Like all forms of cancer, breast cancer is made of unusual cells that grow out of control. Those cells may also travel to places in your body where they aren’t usually found. When that happens, the cancer is called metastatic.

Breast cancer is the most common invasive cancer in women and the second leading cause of cancer death in women after lung cancer.

Awareness of the symptoms and the need for screening are important ways of reducing the risk. In rare instances, breast cancer can also affect men, but this article will focus on breast cancer in women.


  1. A lump or thickened area in or near your breast or underarm that lasts through your period.
  2. A mass or lump, even if it feels as small as a pea.
  3. A change in your breast’s size, shape, or curve.
  4. Nipple discharge that can be bloody or clear.
  5. Changes in the skin of your breast or your nipple. It could be dimpled, puckered, scaly, or inflamed.
  6. Red skin on your breast or nipple.
  7. Changes in the shape or position of your nipple.
  8. An area that’s different from any other area on either breast.
  9. A hard, marble-sized spot under your skin


A doctor stages cancer according to the size of the tumour and whether it has spread to lymph nodes or other parts of the body.

There are different ways of staging breast cancer. One way is from stage 0–4, with subdivided categories at each numbered stage. Descriptions of the four main stages are listed below, though the specific substage of cancer may also depend on other specific characteristics of the tumour, such as HER2 receptor status.

  1. Stage 0: Known as ductal carcinoma in situ (DCIS), the cells are limited to within the ducts and have not invaded surrounding tissues.
  2. Stage 1: At this stage, the tumour measures up to 2 centimetres (cm) across.

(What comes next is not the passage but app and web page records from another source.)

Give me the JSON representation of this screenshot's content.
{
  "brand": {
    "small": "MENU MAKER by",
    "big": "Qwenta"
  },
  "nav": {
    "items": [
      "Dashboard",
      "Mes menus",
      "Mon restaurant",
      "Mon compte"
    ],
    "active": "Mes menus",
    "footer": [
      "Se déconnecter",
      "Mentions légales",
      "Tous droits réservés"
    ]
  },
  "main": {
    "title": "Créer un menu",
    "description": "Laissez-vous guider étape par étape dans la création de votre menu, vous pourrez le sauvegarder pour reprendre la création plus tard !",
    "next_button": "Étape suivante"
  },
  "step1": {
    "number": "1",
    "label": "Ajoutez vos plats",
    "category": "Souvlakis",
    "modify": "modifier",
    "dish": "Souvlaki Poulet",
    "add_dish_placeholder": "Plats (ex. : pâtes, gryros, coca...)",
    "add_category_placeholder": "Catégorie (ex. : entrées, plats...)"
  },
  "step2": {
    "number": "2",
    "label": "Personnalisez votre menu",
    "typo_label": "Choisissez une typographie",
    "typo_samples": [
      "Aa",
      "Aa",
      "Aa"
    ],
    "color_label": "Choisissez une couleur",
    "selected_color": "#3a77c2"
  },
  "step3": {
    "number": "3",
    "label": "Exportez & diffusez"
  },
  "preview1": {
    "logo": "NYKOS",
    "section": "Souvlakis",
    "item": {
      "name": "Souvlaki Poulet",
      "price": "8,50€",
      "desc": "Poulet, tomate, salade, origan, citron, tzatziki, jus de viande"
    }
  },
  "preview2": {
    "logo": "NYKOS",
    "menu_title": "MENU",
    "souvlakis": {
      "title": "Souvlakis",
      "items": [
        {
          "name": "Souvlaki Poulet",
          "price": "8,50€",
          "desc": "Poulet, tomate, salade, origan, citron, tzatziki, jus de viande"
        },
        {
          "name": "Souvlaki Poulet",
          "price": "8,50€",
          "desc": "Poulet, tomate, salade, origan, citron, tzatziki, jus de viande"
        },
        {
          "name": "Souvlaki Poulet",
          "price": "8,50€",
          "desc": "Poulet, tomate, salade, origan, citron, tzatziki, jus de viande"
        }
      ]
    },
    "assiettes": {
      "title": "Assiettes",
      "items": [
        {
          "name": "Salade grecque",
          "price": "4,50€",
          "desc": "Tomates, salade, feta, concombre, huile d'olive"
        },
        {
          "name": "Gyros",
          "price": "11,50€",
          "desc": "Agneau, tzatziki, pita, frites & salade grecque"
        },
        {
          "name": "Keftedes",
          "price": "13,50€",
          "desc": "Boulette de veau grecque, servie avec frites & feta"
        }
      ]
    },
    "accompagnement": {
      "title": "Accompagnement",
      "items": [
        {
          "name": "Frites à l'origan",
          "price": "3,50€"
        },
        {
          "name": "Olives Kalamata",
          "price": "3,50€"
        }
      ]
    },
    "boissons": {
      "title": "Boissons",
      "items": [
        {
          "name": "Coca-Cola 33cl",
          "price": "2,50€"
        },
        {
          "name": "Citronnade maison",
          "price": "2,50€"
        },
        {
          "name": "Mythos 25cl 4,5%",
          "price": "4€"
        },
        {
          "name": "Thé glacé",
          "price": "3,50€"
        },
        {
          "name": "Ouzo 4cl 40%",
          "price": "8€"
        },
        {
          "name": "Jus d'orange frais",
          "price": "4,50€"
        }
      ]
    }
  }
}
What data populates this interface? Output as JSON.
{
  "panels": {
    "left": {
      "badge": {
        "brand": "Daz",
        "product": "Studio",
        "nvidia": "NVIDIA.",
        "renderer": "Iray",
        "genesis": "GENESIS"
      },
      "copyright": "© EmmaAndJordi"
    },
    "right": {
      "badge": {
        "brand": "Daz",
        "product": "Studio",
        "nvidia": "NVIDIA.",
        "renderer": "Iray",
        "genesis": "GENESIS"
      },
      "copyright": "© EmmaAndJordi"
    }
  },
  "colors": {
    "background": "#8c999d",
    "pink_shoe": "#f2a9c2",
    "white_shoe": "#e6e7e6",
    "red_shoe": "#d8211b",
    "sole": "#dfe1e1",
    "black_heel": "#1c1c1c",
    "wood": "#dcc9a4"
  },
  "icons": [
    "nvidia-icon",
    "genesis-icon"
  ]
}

It has not affected any lymph nodes, or there are small groups of cancer cells in the lymph nodes.
  3. Stage 2: The tumour is 2 cm across, and it has started to spread to nearby nodes, or is 2–5 cm across and has not spread to the lymph nodes.
  4. Stage 3: The tumour is up to 5 cm across, and it has spread to several lymph nodes or the tumour is larger than 5 cm and has spread to a few lymph nodes.
  5. Stage 4: Cancer has spread to distant organs, most often the bones, liver, brain, or lungs.

Breast Cancer Risk Factors You Can’t Control

  1. Age. Women over 50 are more likely to get breast cancer than younger women.
  2. Race: African American women are more likely than white women to get breast cancer before menopause.
  3. Dense breasts. If your breasts have more connective tissue than fatty tissue, it can be hard to see tumours on a mammogram.
  4. Personal history of cancer. Your odds go up slightly if you have certain benign breast conditions. They go up more sharply if you’ve had breast cancer before.
  5. Family history. If a first-degree female relative (mother, sister, or daughter) had breast cancer, you’re two times more likely to get the disease. Having two or more first-degree relatives with a history of breast cancer increases your risk at least three times. This is especially true if they got cancer before menopause or if it affected both breasts. The risk can also arise if your father or brother was diagnosed with breast cancer.
  6. Menstrual history. Your breast cancer odds go up if 1. Your periods start before age 12. 2. Your periods don’t stop until after you’re 55.

Breast Cancer Risk Factors You Can Control

  1. Physical activity. The less you move, the higher your chances.
  2. Weight and diet. Being overweight after menopause raises your odds.
  3. Alcohol. Regular drinking — especially more than one drink a day — increases the risk of breast cancer.
  4. Reproductive history.
  • You have your first child after age 30.
  • You don’t breastfeed.
  • You don’t have a full-term pregnancy.
  1. Taking hormones. Your chances can go up if you:
  • Use hormone replacement therapy that includes both estrogen and progesterone during menopause for more than 5 years. This increase in breast cancer risk returns to normal 5 years after you stop treatment.
  • Use certain birth control methods including birth control pills, shots, implants, IUDs, skin patches, or vaginal rings that contain hormones.

Still, most women who are at high risk for breast cancer don’t get it. On the other hand, 75% of women who develop breast cancer have no known risk factors. 


There is no way to prevent breast cancer. However, certain lifestyle decisions can significantly reduce the risk of breast cancer as well as other types.

These include:

  1. avoiding excessive alcohol consumption
  2. following a healthful diet containing plenty of fresh fruit and vegetables
  3. getting enough exercise
  4. maintaining a healthy body mass index (BMI)

Women should consider their options for breastfeeding and the use of HRT following menopause, as these can also increase the risk.

For weight control and staying active, you can book an appointment with PCA physiotherapist.

At PCA your physiotherapist will guide and individualize your program to meet your needs and achieve your goals.

0813 028 0496

Leave a Reply